"The what?" I queried.
The play about Julia Child. "I think it's called 'Mastering the Art' or something like that", he said. It was a play about Julia Child and her husband when they lived in postwar France and her discovery of cooking. "But it's been sold out for a long time," said another one of the Davids.
"To Master the Art"
He said that the theatre might be adding a couple of performances and that I should call the Timeline Theatre the very next day. Maybe I could get a ticket. . . .
I called the theatre the next day, the very minute the box office opened. All performances were sold out, But! . . alas! .They had added one more performance on December 15th and had only two tickets left. . .
"Did I want them?"
"Yes . . . innocently . . . Implicitly. . . .
My bestie foodie friend, Liane, accompanied me on a blisteringly cold night to a performance of "To Master the Art". Within the first thirty seconds of this performance, I had tears streaming down my face. The performance was that stunning. Liane was, hopefully, not embarrassed by my reaction; I doubt that she was surprised by it. (After all, that's why I brought my bestie foodie friend to accompany me to the world premier of this performance.)
Needless to say, the performances were brilliant throughout. Whenever there was a scene in a restaurant, a kitchen, or the Cordon Bleu, the audience was permeated with exquisite different aromas: roasted chicken in tarragon, and, (I swear) the smell of beurre blanc blasted the audience.

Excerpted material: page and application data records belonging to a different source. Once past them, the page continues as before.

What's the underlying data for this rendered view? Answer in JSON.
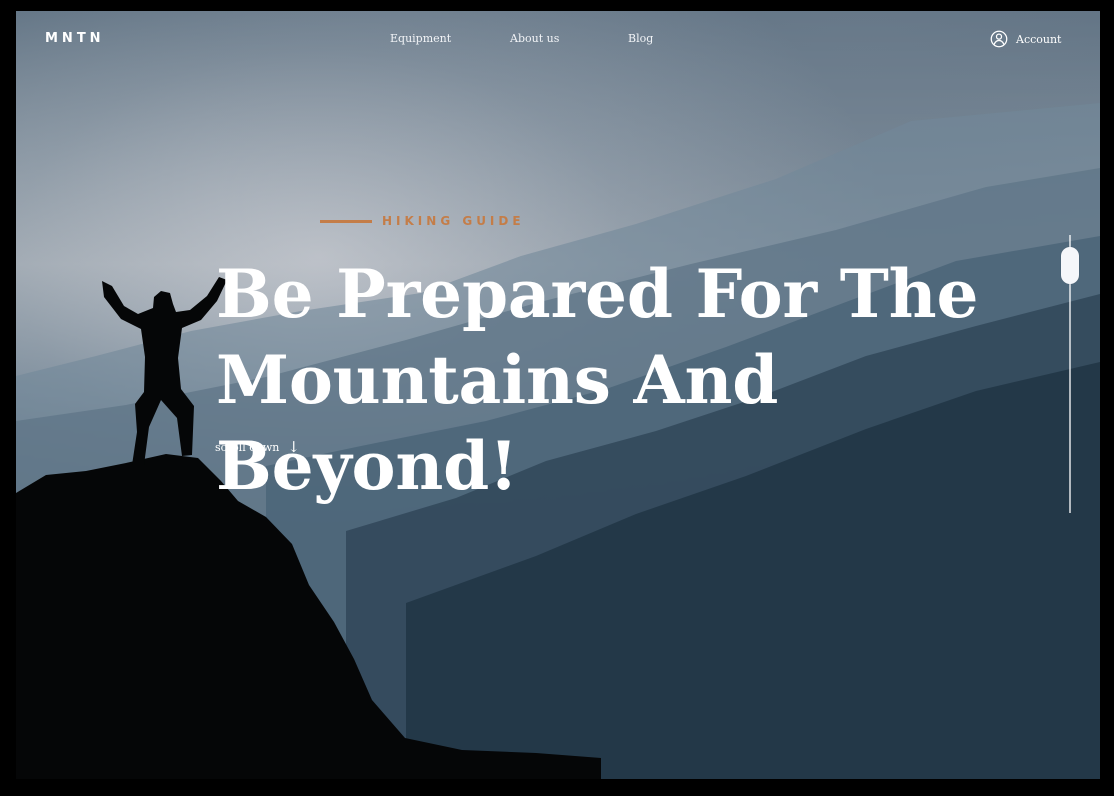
{
  "brand": {
    "logo": "MNTN"
  },
  "navigation": {
    "items": [
      {
        "label": "Equipment"
      },
      {
        "label": "About us"
      },
      {
        "label": "Blog"
      }
    ],
    "account_label": "Account"
  },
  "hero": {
    "eyebrow": "HIKING GUIDE",
    "title_line_1": "Be Prepared For The",
    "title_line_2": "Mountains And Beyond!",
    "scroll_label": "scroll down",
    "scroll_icon": "arrow-down-icon"
  },
  "colors": {
    "accent": "#c47d48",
    "text": "#ffffff"
  },
  "scrollbar": {
    "position": 0
  }
}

The theatre was small and intimate, perhaps six rows seated in-the-round, so we could really enjoy every facial expression. (I'm dying to see what some chef-musician wanna-be will do to Julia's vocal line when this is crucified into an off-Broadway musical -- and don't think for a moment that I won't be the one to take a stab at doing it!)
Please know that "To Master the Art" the stage performance was written BEFORE the movie "Julia and Julia" - - that abominable, trite thing.
I'm truly sad that I saw the last performance of "To Master the Art." During the next two-and-a-half hours of the performance, I laughed, was surprised, cried some more and continued to be overwhelmed - - - at how much joy can be obtained from food. . . . Such joy from food!
But, you know, . . . . the same thing happens whenever I prepare any one of Julia's recipes from Mastering the Art of French Cooking. Whenever I follow Julia's precise instructions, pure unalloyed joy -- and some euphoria - - are always the results. How many endeavors such as that can one claim?
"To Master the Art" conveyed precisely what I've felt about Julia's work all along. That's why I wept within the first thirty seconds.
"To Master the Art" will be a huge hit, mark my words.
My only frustration is this - -
- - that everyone I truly love didn't get to see it with me.